--- Work task ---
Select and copy out every line in the records containing "name".

(Saved data entries)
.....

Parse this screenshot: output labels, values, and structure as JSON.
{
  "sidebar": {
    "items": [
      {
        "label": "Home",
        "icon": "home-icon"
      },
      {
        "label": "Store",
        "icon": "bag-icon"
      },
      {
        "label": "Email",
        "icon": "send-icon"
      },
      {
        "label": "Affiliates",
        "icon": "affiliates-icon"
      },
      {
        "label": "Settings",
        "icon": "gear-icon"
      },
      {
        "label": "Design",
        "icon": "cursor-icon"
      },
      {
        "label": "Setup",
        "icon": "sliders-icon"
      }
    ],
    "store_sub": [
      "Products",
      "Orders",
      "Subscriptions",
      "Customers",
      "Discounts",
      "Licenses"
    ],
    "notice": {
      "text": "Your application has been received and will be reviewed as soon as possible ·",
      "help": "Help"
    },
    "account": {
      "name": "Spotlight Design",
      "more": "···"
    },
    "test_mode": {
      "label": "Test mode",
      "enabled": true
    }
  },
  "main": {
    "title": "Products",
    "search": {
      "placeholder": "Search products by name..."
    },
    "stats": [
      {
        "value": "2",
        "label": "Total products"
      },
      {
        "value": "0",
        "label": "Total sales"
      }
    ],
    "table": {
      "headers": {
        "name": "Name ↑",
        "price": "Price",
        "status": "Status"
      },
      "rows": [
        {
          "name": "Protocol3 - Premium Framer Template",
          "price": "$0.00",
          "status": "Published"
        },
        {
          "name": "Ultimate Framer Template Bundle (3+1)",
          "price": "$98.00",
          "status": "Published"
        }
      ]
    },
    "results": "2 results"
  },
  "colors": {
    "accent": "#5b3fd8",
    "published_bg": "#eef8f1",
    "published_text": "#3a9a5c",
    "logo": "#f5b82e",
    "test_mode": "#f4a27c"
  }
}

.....

--- Result ---
      "name": "Spotlight Design",
      "placeholder": "Search products by name..."
        "name": "Name ↑",
          "name": "Protocol3 - Premium Framer Template",
          "name": "Ultimate Framer Template Bundle (3+1)",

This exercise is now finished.